In Aim 2, we will delineate the role of maintenance DNA methylation in intestinal stem cell renewal and epithelial differentiation, through conditional gene ablation of the maintenance DNA methylase Dnmt1.
In Aim 3, we will test the hypothesis that the repressive H3K27me3 mark must be removed by the histone demethylase Jmjd3 in order to allow differentiation of intestinal epithelial cells, using inducible gene deletion.

Public Health Relevance

Gastrointestinal cancer is a significant health problem, ranking fourth in incidence and second in death among cancers in the United States. Abnormal differentiation and increased proliferation of the intestinal epithelium are hallmarks of carcinogenesis. The molecular mechanisms that regulate cellular proliferation and differentiation in gastrointestinal development are far from being understood completely. Therefore, we will analyze the epigenomic regulation of intestinal stem cells, progenitor cells, and differentiated cells on the genome-wide level, and test the contribution of DNA methylation and histone demethylation to intestinal health.

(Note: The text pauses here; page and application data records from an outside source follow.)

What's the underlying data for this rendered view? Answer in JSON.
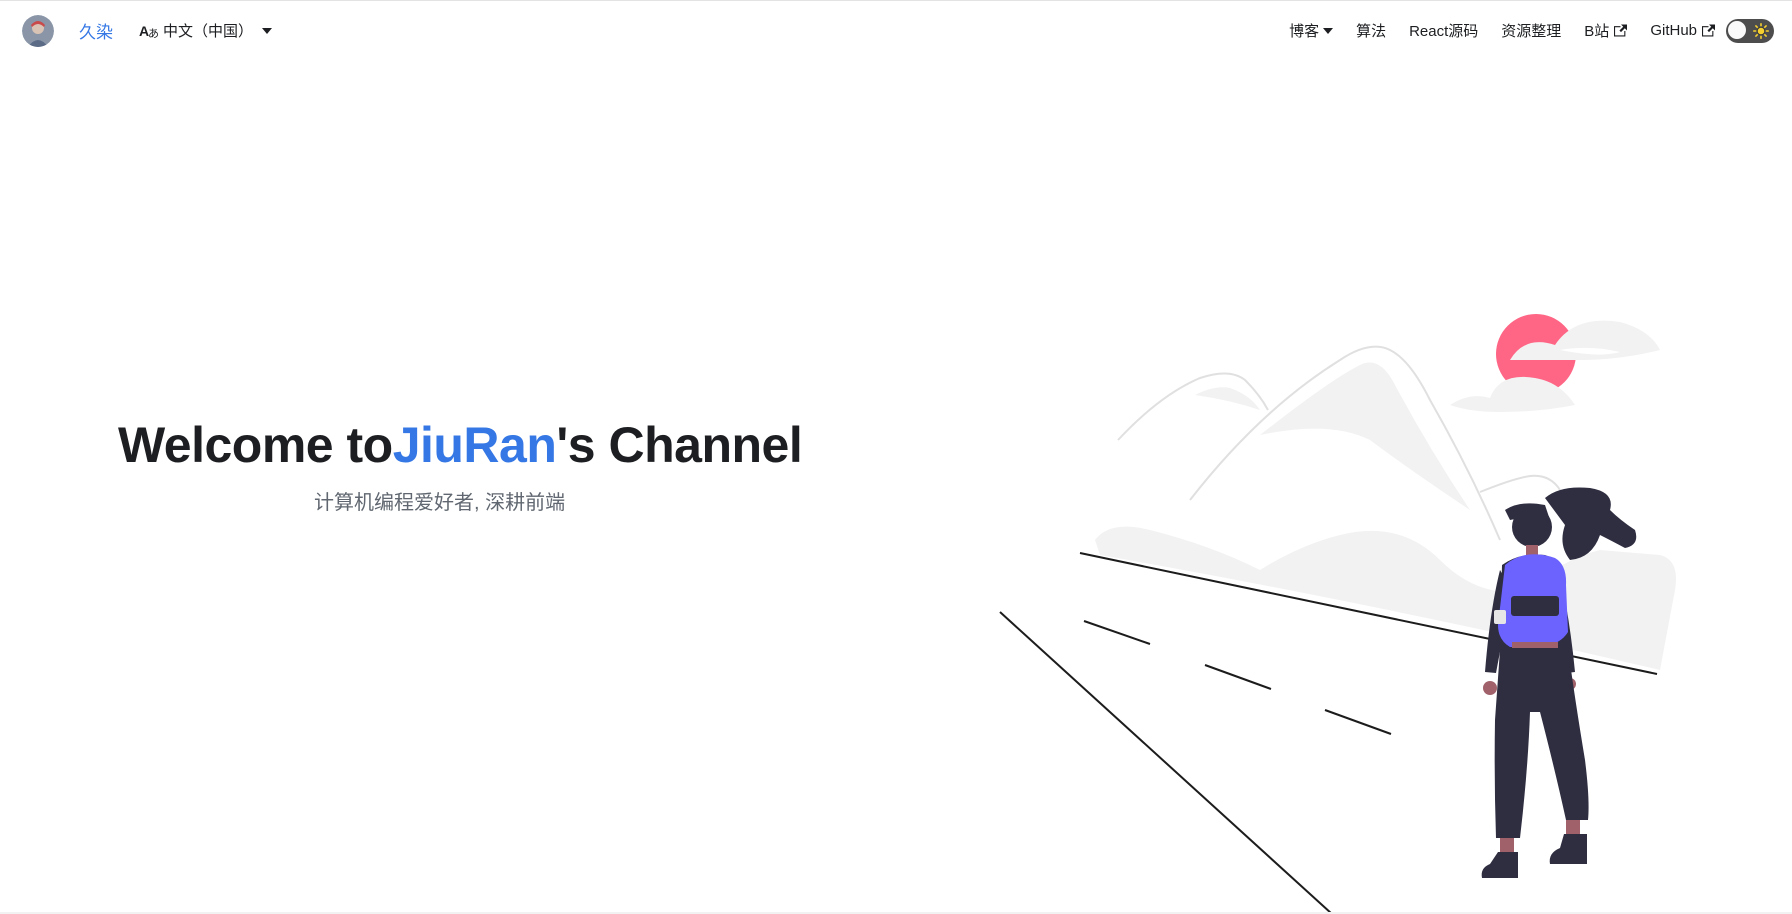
{
  "navbar": {
    "brand": "久染",
    "language": "中文（中国）",
    "links": [
      "博客",
      "算法",
      "React源码",
      "资源整理",
      "B站",
      "GitHub"
    ]
  },
  "hero": {
    "title_prefix": "Welcome to",
    "title_highlight": "JiuRan",
    "title_suffix": "'s Channel",
    "subtitle": "计算机编程爱好者, 深耕前端"
  },
  "colors": {
    "accent": "#3578e5",
    "text": "#1c1e21",
    "sun": "#ff6584",
    "backpack": "#6c63ff",
    "figure": "#2f2e41"
  },
  "icons": {
    "language": "translate-icon",
    "external": "external-link-icon",
    "theme": "sun-icon"
  }
}
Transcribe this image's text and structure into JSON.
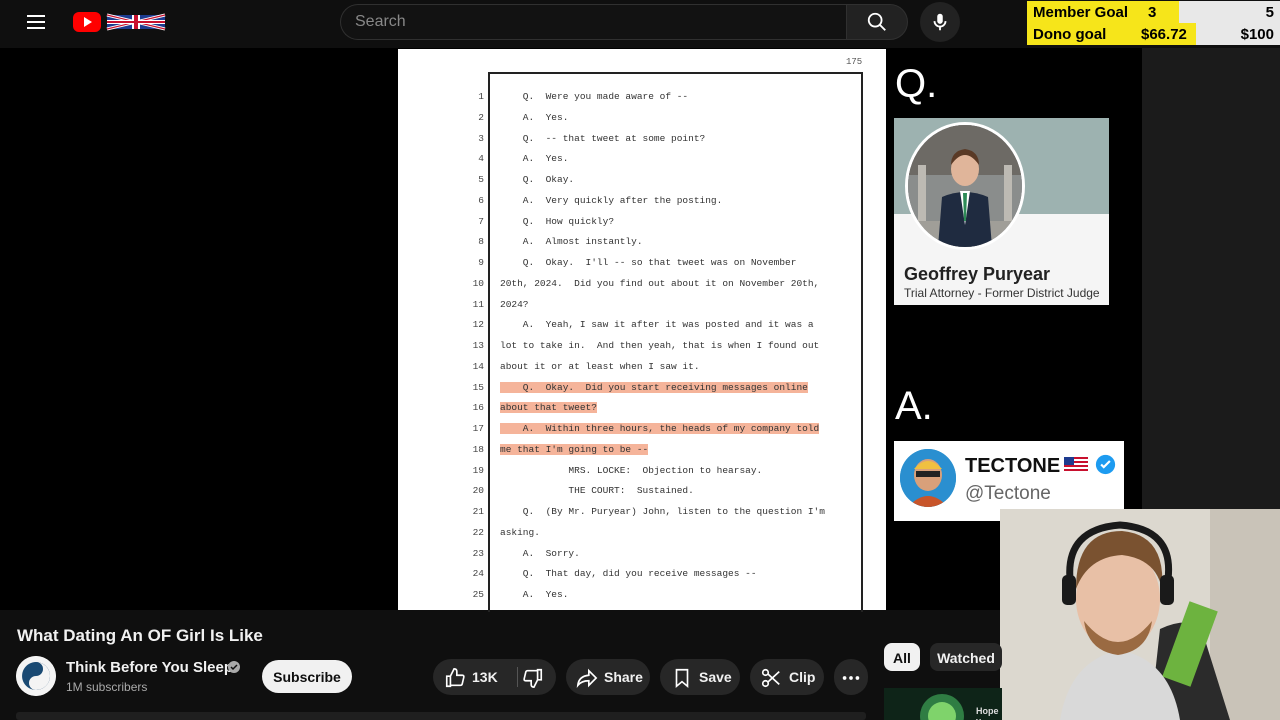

Agency
National Institute of Health (NIH)
Institute
National Institute of Diabetes and Digestive and Kidney Diseases (NIDDK)
Type
Method to Extend Research in Time (MERIT) Award (R37)
Project #
5R37DK053839-17
Application #
8719972
Study Section
Clinical, Integrative and Molecular Gastroenterology Study Section (CIMG)
Program Officer
Carrington, Jill L
Project Start
1998-06-01
Project End
2017-07-31
Budget Start
2014-08-01
Budget End
2015-07-31
Support Year
17
Fiscal Year
2014
Total Cost
$366,675
Indirect Cost
$130,652
Name
University of Pennsylvania
Department
Genetics
Type
Schools of Medicine
DUNS #
042250712
City
Philadelphia
State
PA
Country
United States
Zip Code
19104
Terry, Natalie A; Lee, Randall A; Walp, Erik R et al. (2015) Dysgenesis of enteroendocrine cells in Aristaless-Related Homeobox polyalanine expansion mutations. J Pediatr Gastroenterol Nutr 60:192-9
Terry, Natalie A; Walp, Erik R; Lee, Randall A et al. (2014) Impaired enteroendocrine development in intestinal-specific Islet1 mouse mutants causes impaired glucose homeostasis. Am J Physiol Gastrointest Liver Physiol 307:G979-91
Sheaffer, Karyn L; Kim, Rinho; Aoki, Reina et al. (2014) DNA methylation is required for the control of stem cell differentiation in the small intestine. Genes Dev 28:652-64